— Records for this task —
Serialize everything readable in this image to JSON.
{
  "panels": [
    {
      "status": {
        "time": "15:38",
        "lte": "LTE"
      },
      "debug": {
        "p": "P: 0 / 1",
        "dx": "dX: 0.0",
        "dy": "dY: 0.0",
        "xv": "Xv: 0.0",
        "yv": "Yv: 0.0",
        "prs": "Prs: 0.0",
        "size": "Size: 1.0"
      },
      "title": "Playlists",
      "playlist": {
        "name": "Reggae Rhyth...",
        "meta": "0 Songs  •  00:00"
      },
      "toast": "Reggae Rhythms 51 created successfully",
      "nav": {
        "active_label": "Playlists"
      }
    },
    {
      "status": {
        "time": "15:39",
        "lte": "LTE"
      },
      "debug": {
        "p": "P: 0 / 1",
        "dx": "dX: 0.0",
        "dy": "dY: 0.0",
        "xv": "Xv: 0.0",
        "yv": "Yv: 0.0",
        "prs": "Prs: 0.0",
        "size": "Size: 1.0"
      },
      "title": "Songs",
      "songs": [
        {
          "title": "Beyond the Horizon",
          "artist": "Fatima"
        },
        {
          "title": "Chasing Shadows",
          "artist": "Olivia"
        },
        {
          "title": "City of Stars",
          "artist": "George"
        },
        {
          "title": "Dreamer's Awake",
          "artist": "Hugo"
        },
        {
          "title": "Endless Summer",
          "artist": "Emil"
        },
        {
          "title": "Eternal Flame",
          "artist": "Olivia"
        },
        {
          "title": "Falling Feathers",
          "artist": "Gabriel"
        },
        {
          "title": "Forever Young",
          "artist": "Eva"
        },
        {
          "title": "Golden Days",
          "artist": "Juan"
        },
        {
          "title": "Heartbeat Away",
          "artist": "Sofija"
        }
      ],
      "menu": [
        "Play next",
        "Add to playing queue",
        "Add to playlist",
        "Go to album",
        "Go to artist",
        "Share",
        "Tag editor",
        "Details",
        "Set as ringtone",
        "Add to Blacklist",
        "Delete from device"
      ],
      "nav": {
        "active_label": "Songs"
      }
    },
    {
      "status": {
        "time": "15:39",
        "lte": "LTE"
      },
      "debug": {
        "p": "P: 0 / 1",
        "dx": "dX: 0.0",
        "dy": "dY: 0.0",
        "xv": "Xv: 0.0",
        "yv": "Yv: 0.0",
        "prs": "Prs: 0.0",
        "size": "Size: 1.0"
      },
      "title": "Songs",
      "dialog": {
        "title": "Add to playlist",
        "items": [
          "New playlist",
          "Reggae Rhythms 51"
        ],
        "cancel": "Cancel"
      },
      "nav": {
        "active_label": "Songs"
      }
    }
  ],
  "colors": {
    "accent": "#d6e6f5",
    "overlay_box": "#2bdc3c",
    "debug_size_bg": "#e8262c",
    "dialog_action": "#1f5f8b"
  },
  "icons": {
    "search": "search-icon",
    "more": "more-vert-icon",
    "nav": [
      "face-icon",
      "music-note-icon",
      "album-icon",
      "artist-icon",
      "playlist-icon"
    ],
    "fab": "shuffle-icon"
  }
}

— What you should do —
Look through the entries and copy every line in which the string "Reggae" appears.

— Output of the task —
        "name": "Reggae Rhyth...",
      "toast": "Reggae Rhythms 51 created successfully",
          "Reggae Rhythms 51"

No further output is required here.